A first taste of La Collina, a new Italian restaurant in Eastern Market that began offering a short “preview” menu for takeout last week, brings Pixar movies to mind. On the surface, dishes like generously cheesy garlic bread or spaghetti and meatballs are simple enough to appeal to a kid. But encountering freshly extruded al dente pasta and springy meatballs chock full of fennel flavor to cut through all that beef and pork fat should make the adults in the room happy.
La Collina’s osteria-style preview menu is available for pickup or delivery from 5 p.m. to 8 p.m. Wednesday through Sunday. Along with the cheesy bread, coated with a base layer of garlic oil that asserts itself from underneath three cheeses and a sprinkling of chile flakes, a collection of antipasti includes a classic chopped salad full of chickpeas, salami, castelvetrano olives, provolone, pepperoncini, and a red wine vinaigrette. For now, the only pastas are the spaghetti and meatballs, a Calabrian chile and guanciale amatriciana with what appear to be squiggly, conical campanelle, and dressed-down fusilli on a section of “little plates” clearly intended for children. For dessert, there’s a chocolate hazelnut mousse dressed with hazelnut pralines, dots of lemon curd, olive oil and sea salt.
The restaurant boasts a monochromatic dining room (let’s call it sand dune khaki) full of communal tables, artsy light fixtures, and a mozzarella bar where, eventually, customers will be able to watch antipasti being plated.
The restaurant is part of a larger, three-piece enterprise (747 C Street SE) that includes the Duck and the Peach — a California-meets-New England restaurant and daytime cafe that started selling cinnamon rolls and glossy chickens from its top-of-the-line Rotisol rotisserie oven just before New Year’s Eve — and the Wells, a handsome gin bar that will open last, whenever indoor dining restrictions ease to a more manageable level.
Hollis Wells Silverman, who’s made her biggest culinary contributions behind the scenes, is the managing partner. She was previously the chief operating officer for José Andrés’s ThinkFoodGroup and a consultant for chefs like Fabio Trabocchi. She helped bring Andrés’s Mercado Little Spain to life in New York City and says her specialty grew into helping chefs manage hospitality groups that own restaurants on a national (or international) scale.

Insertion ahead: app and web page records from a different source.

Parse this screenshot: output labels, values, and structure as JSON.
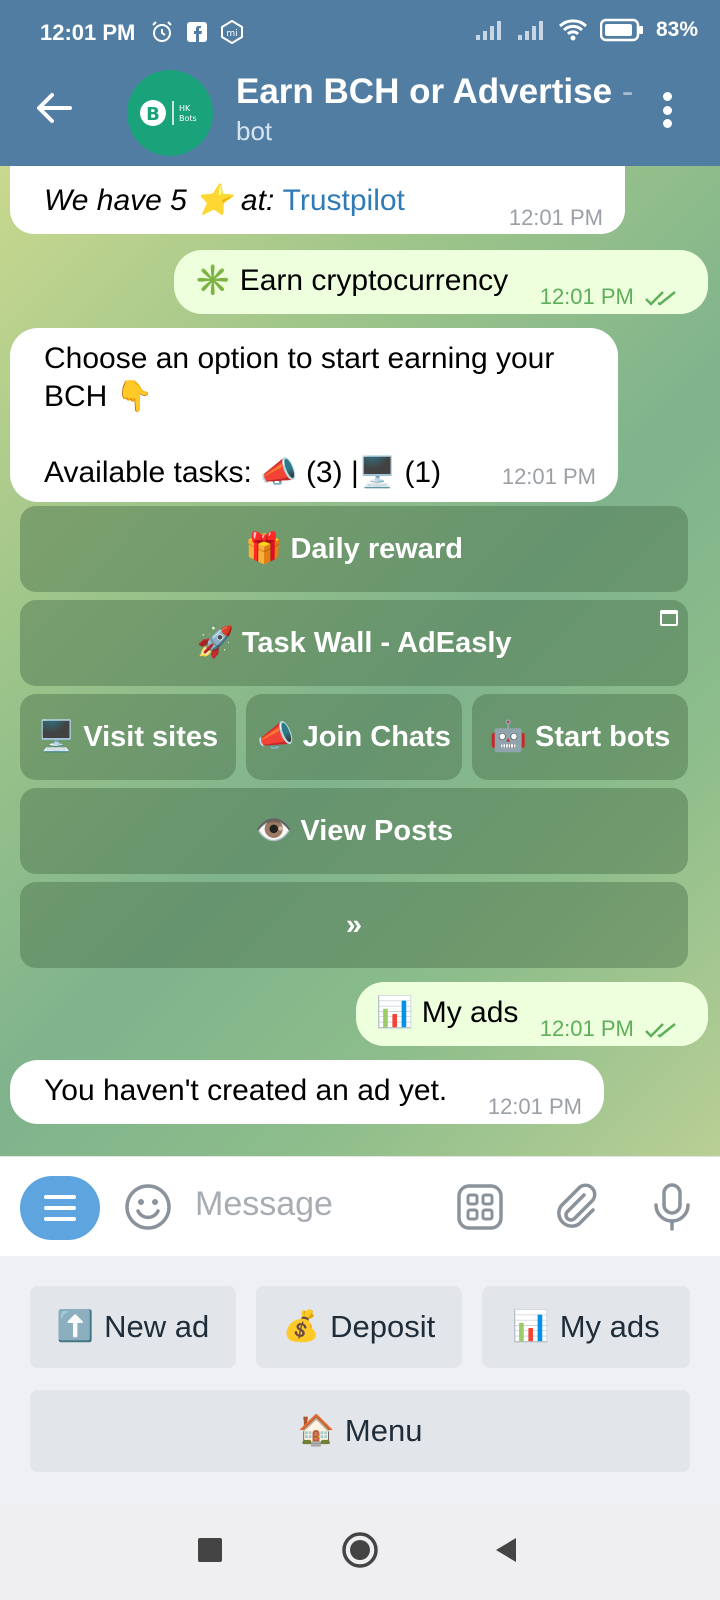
{
  "status": {
    "time": "12:01 PM",
    "battery": "83%"
  },
  "header": {
    "title": "Earn BCH or Advertise",
    "title_fade": "-",
    "subtitle": "bot",
    "avatar_text": "HK Bots"
  },
  "messages": {
    "m1_text_italic": "We have 5",
    "m1_text_italic2": "at:",
    "m1_link": "Trustpilot",
    "m1_time": "12:01 PM",
    "m2_text": "Earn cryptocurrency",
    "m2_time": "12:01 PM",
    "m3_line1": "Choose an option to start earning your",
    "m3_line2": "BCH",
    "m3_line3": "Available tasks:",
    "m3_count1": "(3) |",
    "m3_count2": "(1)",
    "m3_time": "12:01 PM",
    "m4_text": "My ads",
    "m4_time": "12:01 PM",
    "m5_text": "You haven't created an ad yet.",
    "m5_time": "12:01 PM"
  },
  "inline_keyboard": {
    "daily_reward": "Daily reward",
    "task_wall": "Task Wall - AdEasly",
    "visit_sites": "Visit sites",
    "join_chats": "Join Chats",
    "start_bots": "Start bots",
    "view_posts": "View Posts",
    "next": "»"
  },
  "input": {
    "placeholder": "Message"
  },
  "reply_keyboard": {
    "new_ad": "New ad",
    "deposit": "Deposit",
    "my_ads": "My ads",
    "menu": "Menu"
  },
  "colors": {
    "header": "#527da3",
    "accent": "#5ea5e0",
    "outgoing": "#eeffde",
    "link": "#2f7bb5"
  }
}
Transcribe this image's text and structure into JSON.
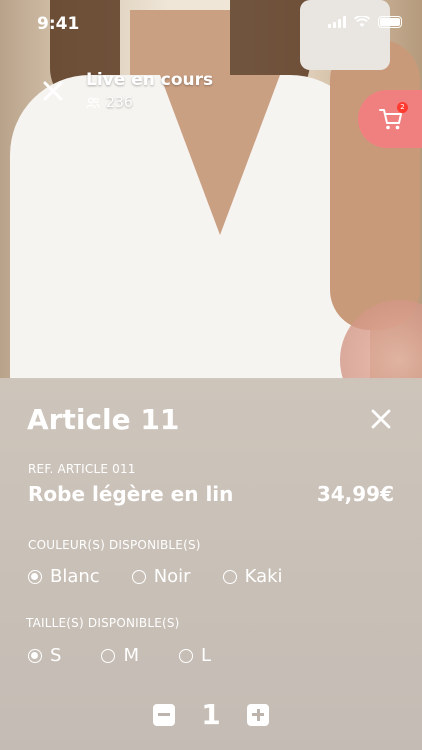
{
  "status_bar": {
    "time": "9:41"
  },
  "live": {
    "title": "Live en cours",
    "viewers": "236"
  },
  "cart": {
    "badge_count": "2"
  },
  "article": {
    "title": "Article 11",
    "ref": "REF. ARTICLE 011",
    "name": "Robe légère en lin",
    "price": "34,99€"
  },
  "colors": {
    "label": "COULEUR(S) DISPONIBLE(S)",
    "options": [
      {
        "label": "Blanc",
        "selected": true
      },
      {
        "label": "Noir",
        "selected": false
      },
      {
        "label": "Kaki",
        "selected": false
      }
    ]
  },
  "sizes": {
    "label": "TAILLE(S) DISPONIBLE(S)",
    "options": [
      {
        "label": "S",
        "selected": true
      },
      {
        "label": "M",
        "selected": false
      },
      {
        "label": "L",
        "selected": false
      }
    ]
  },
  "quantity": {
    "value": "1"
  },
  "theme": {
    "accent": "#f08080",
    "badge": "#ff3b30",
    "text": "#ffffff"
  }
}
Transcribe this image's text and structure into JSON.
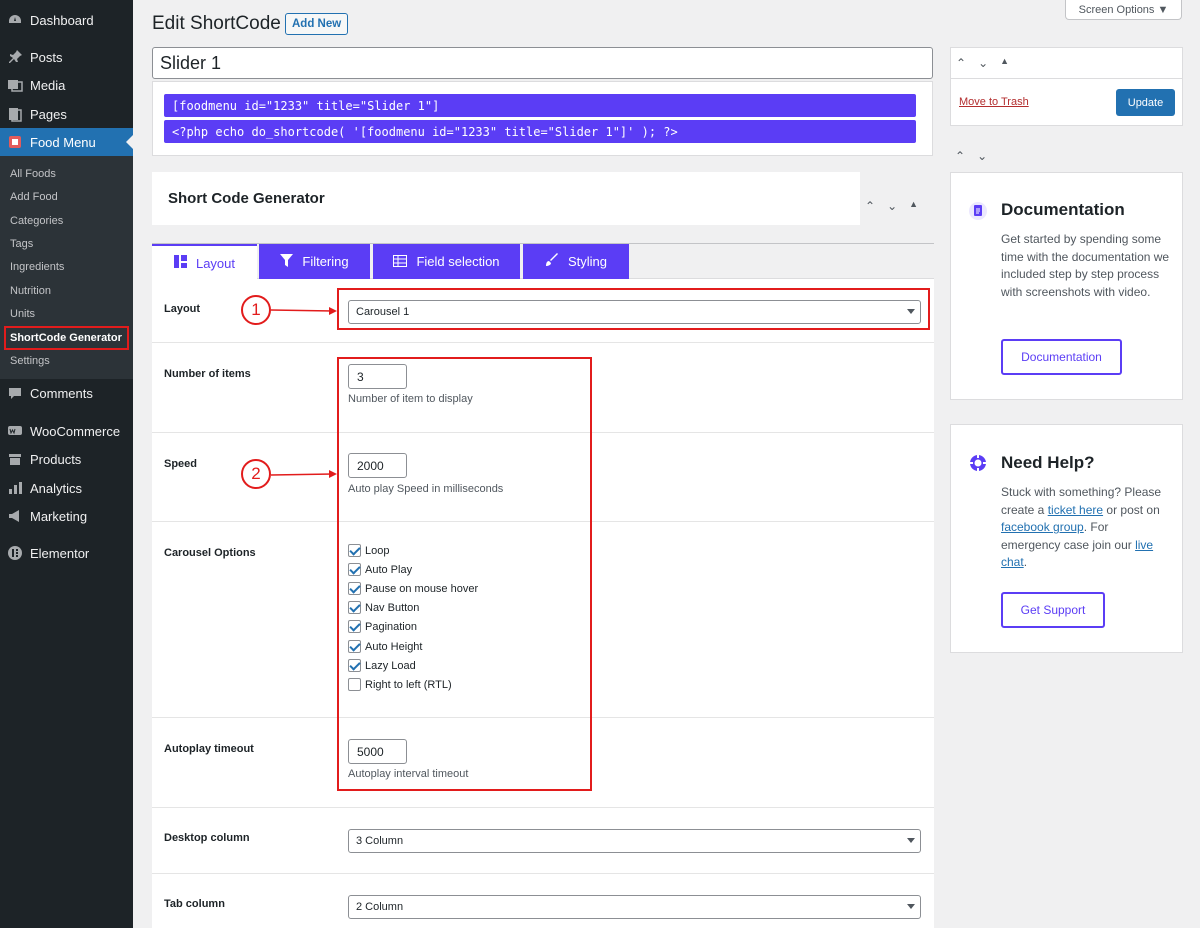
{
  "sidebar": {
    "menu": [
      {
        "label": "Dashboard",
        "icon": "dashboard-icon"
      },
      {
        "label": "Posts",
        "icon": "pin-icon"
      },
      {
        "label": "Media",
        "icon": "media-icon"
      },
      {
        "label": "Pages",
        "icon": "pages-icon"
      },
      {
        "label": "Food Menu",
        "icon": "food-menu-icon"
      },
      {
        "label": "Comments",
        "icon": "comment-icon"
      },
      {
        "label": "WooCommerce",
        "icon": "woocommerce-icon"
      },
      {
        "label": "Products",
        "icon": "products-icon"
      },
      {
        "label": "Analytics",
        "icon": "analytics-icon"
      },
      {
        "label": "Marketing",
        "icon": "megaphone-icon"
      },
      {
        "label": "Elementor",
        "icon": "elementor-icon"
      }
    ],
    "submenu": [
      "All Foods",
      "Add Food",
      "Categories",
      "Tags",
      "Ingredients",
      "Nutrition",
      "Units",
      "ShortCode Generator",
      "Settings"
    ]
  },
  "header": {
    "title": "Edit ShortCode",
    "add_new": "Add New",
    "screen_options": "Screen Options"
  },
  "post": {
    "title_value": "Slider 1",
    "shortcode": "[foodmenu id=\"1233\" title=\"Slider 1\"]",
    "php_code": "<?php echo do_shortcode( '[foodmenu id=\"1233\" title=\"Slider 1\"]' ); ?>"
  },
  "generator": {
    "title": "Short Code Generator",
    "tabs": [
      "Layout",
      "Filtering",
      "Field selection",
      "Styling"
    ],
    "fields": {
      "layout_label": "Layout",
      "layout_value": "Carousel 1",
      "items_label": "Number of items",
      "items_value": "3",
      "items_desc": "Number of item to display",
      "speed_label": "Speed",
      "speed_value": "2000",
      "speed_desc": "Auto play Speed in milliseconds",
      "carousel_label": "Carousel Options",
      "carousel_options": [
        {
          "label": "Loop",
          "checked": true
        },
        {
          "label": "Auto Play",
          "checked": true
        },
        {
          "label": "Pause on mouse hover",
          "checked": true
        },
        {
          "label": "Nav Button",
          "checked": true
        },
        {
          "label": "Pagination",
          "checked": true
        },
        {
          "label": "Auto Height",
          "checked": true
        },
        {
          "label": "Lazy Load",
          "checked": true
        },
        {
          "label": "Right to left (RTL)",
          "checked": false
        }
      ],
      "autoplay_label": "Autoplay timeout",
      "autoplay_value": "5000",
      "autoplay_desc": "Autoplay interval timeout",
      "desktop_label": "Desktop column",
      "desktop_value": "3 Column",
      "tab_label": "Tab column",
      "tab_value": "2 Column"
    }
  },
  "annotations": [
    "1",
    "2"
  ],
  "publish": {
    "trash": "Move to Trash",
    "update": "Update"
  },
  "documentation": {
    "title": "Documentation",
    "text": "Get started by spending some time with the documentation we included step by step process with screenshots with video.",
    "button": "Documentation"
  },
  "help": {
    "title": "Need Help?",
    "text_1": "Stuck with something? Please create a ",
    "link_1": "ticket here",
    "text_2": " or post on ",
    "link_2": "facebook group",
    "text_3": ". For emergency case join our ",
    "link_3": "live chat",
    "text_4": ".",
    "button": "Get Support"
  },
  "colors": {
    "accent": "#5b3df5",
    "wp_blue": "#2271b1",
    "sidebar": "#1d2327",
    "highlight": "#e21c1c"
  }
}
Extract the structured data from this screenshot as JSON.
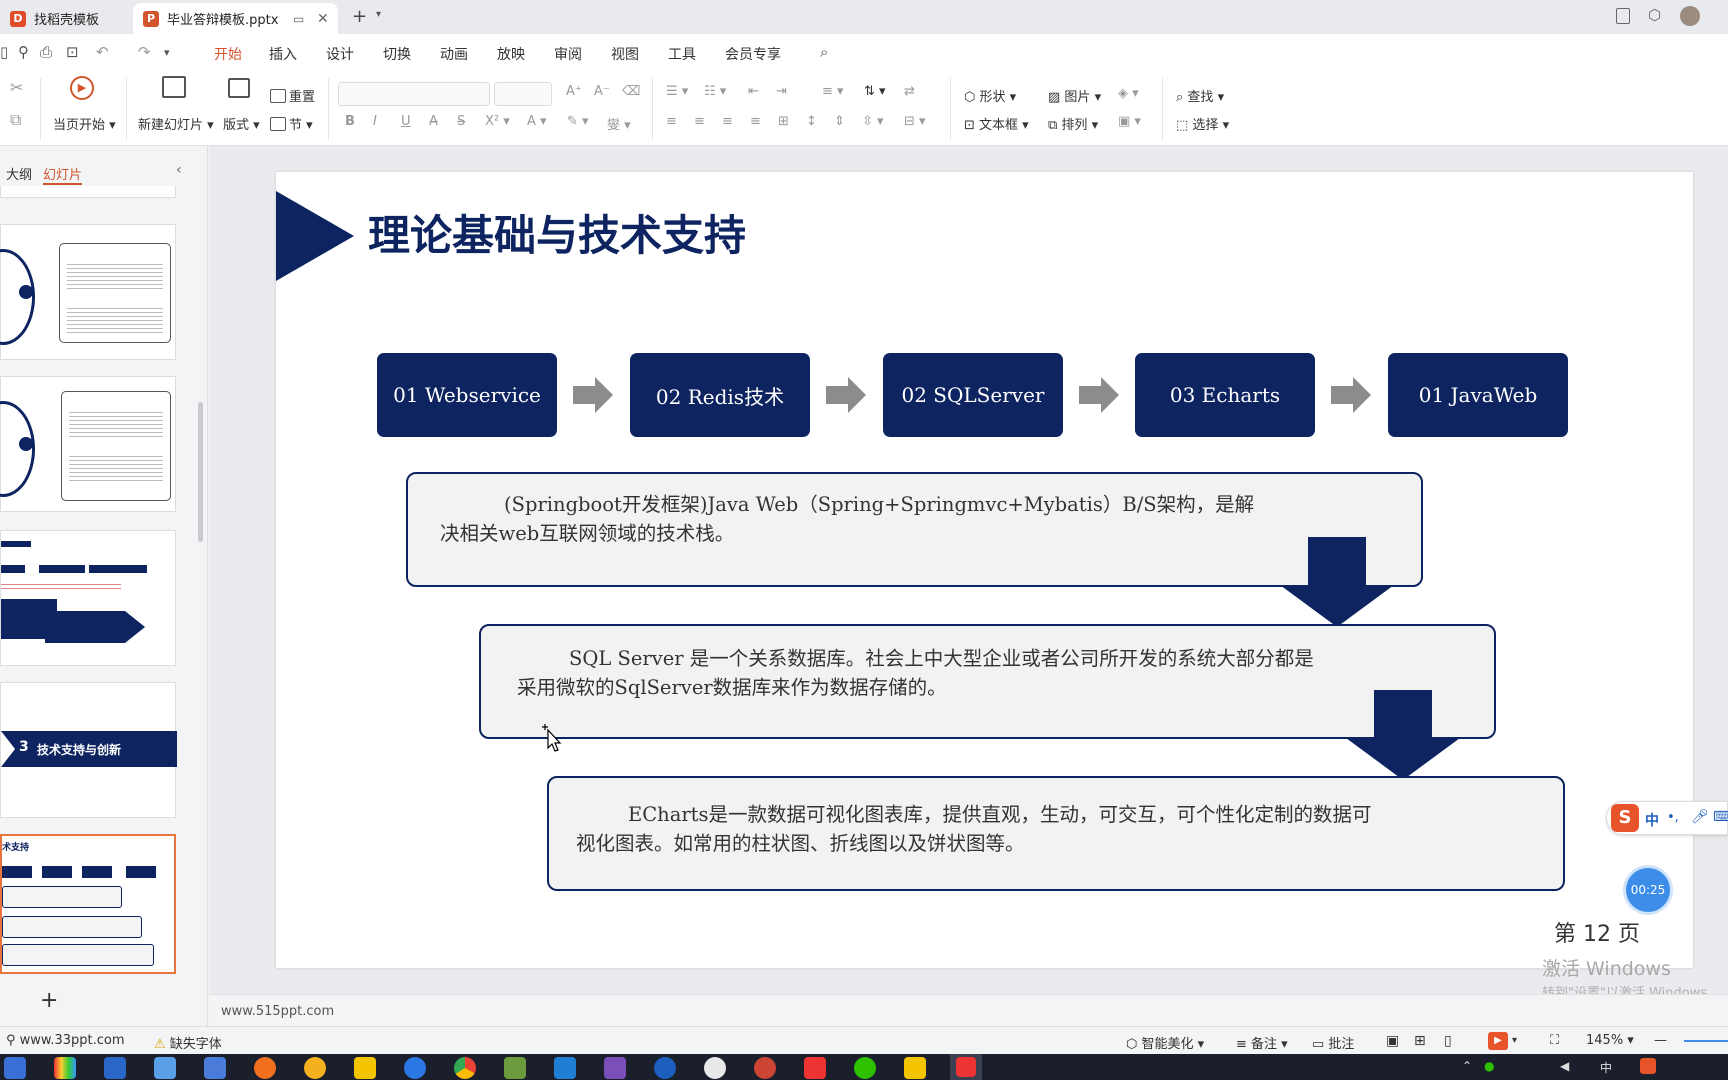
{
  "tabs": [
    {
      "label": "找稻壳模板",
      "logo": "D",
      "color": "#e04b2a"
    },
    {
      "label": "毕业答辩模板.pptx",
      "logo": "P",
      "color": "#d2552c"
    }
  ],
  "menu": [
    "开始",
    "插入",
    "设计",
    "切换",
    "动画",
    "放映",
    "审阅",
    "视图",
    "工具",
    "会员专享"
  ],
  "ribbon": {
    "from_current": "当页开始",
    "new_slide": "新建幻灯片",
    "layout": "版式",
    "reset": "重置",
    "section": "节",
    "shape": "形状",
    "picture": "图片",
    "find": "查找",
    "textbox": "文本框",
    "arrange": "排列",
    "select": "选择"
  },
  "panel": {
    "outline": "大纲",
    "slides": "幻灯片",
    "add": "+"
  },
  "thumbnails": {
    "t3_title": "技术支持与创新",
    "t3_num": "3",
    "t4_title": "术支持"
  },
  "slide": {
    "title": "理论基础与技术支持",
    "flow": [
      "01 Webservice",
      "02 Redis技术",
      "02 SQLServer",
      "03 Echarts",
      "01 JavaWeb"
    ],
    "desc1_l1": "(Springboot开发框架)Java Web（Spring+Springmvc+Mybatis）B/S架构，是解",
    "desc1_l2": "决相关web互联网领域的技术栈。",
    "desc2_l1": "SQL Server 是一个关系数据库。社会上中大型企业或者公司所开发的系统大部分都是",
    "desc2_l2": "采用微软的SqlServer数据库来作为数据存储的。",
    "desc3_l1": "ECharts是一款数据可视化图表库，提供直观，生动，可交互，可个性化定制的数据可",
    "desc3_l2": "视化图表。如常用的柱状图、折线图以及饼状图等。"
  },
  "overlays": {
    "page_label": "第 12 页",
    "activate_l1": "激活 Windows",
    "activate_l2": "转到\"设置\"以激活 Windows",
    "timer": "00:25",
    "ime": "中"
  },
  "notes_url": "www.515ppt.com",
  "status": {
    "site": "www.33ppt.com",
    "missing_font": "缺失字体",
    "beautify": "智能美化",
    "notes": "备注",
    "comments": "批注",
    "zoom": "145%"
  },
  "colors": {
    "navy": "#0d2461",
    "accent": "#d2552c"
  }
}
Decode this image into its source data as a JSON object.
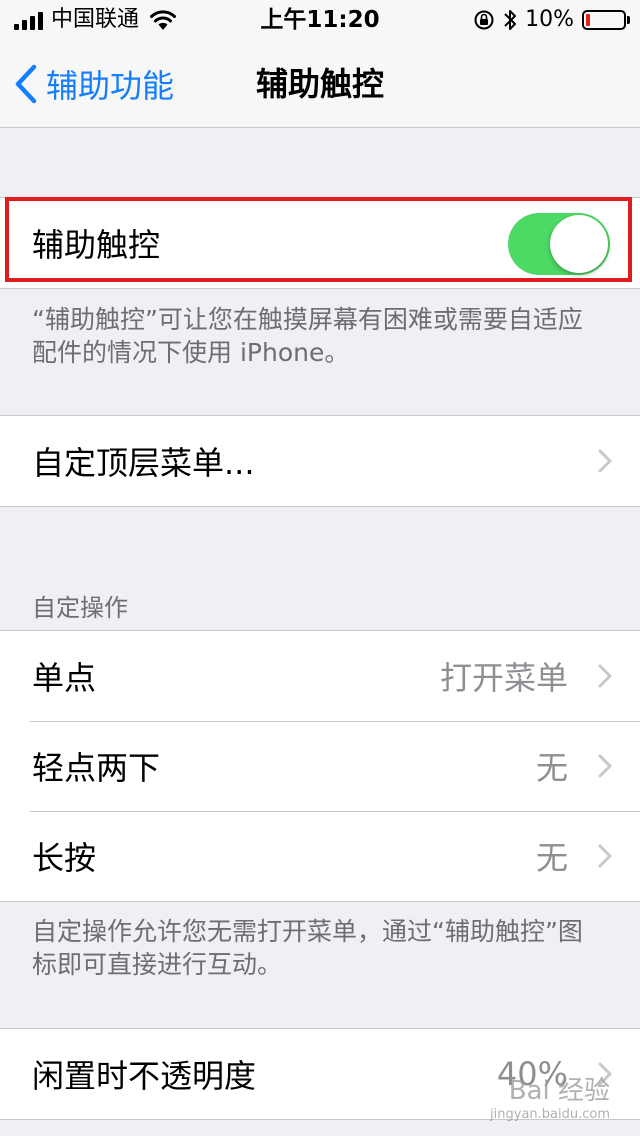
{
  "status_bar": {
    "carrier": "中国联通",
    "time": "上午11:20",
    "battery_percent": "10%",
    "battery_level": 0.1,
    "battery_color": "#e51e1e"
  },
  "nav": {
    "back_label": "辅助功能",
    "title": "辅助触控"
  },
  "assistive_touch": {
    "label": "辅助触控",
    "enabled": true,
    "toggle_color": "#4cd964",
    "footer": "“辅助触控”可让您在触摸屏幕有困难或需要自适应配件的情况下使用 iPhone。"
  },
  "top_menu": {
    "label": "自定顶层菜单..."
  },
  "custom_actions": {
    "header": "自定操作",
    "rows": [
      {
        "label": "单点",
        "value": "打开菜单"
      },
      {
        "label": "轻点两下",
        "value": "无"
      },
      {
        "label": "长按",
        "value": "无"
      }
    ],
    "footer": "自定操作允许您无需打开菜单，通过“辅助触控”图标即可直接进行互动。"
  },
  "idle_opacity": {
    "label": "闲置时不透明度",
    "value": "40%"
  },
  "watermark": {
    "brand": "Bai 经验",
    "url": "jingyan.baidu.com"
  },
  "accent_color": "#157efb",
  "highlight_color": "#e21c1c"
}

Silverman got her start in restaurants working for San Francisco chef Traci Des Jardins. She enlisted Douglas Keane, a James Beard award-winner who ran two-Michelin-starred Cyrus in in Northern California for seven years, to consult on the D.C. restaurants. Jim Diecchio, who helped open Iron Gate and was a culinary director for celebrity chef Vivian Howard’s North Carolina restaurants, leads Silverman’s kitchens in D.C.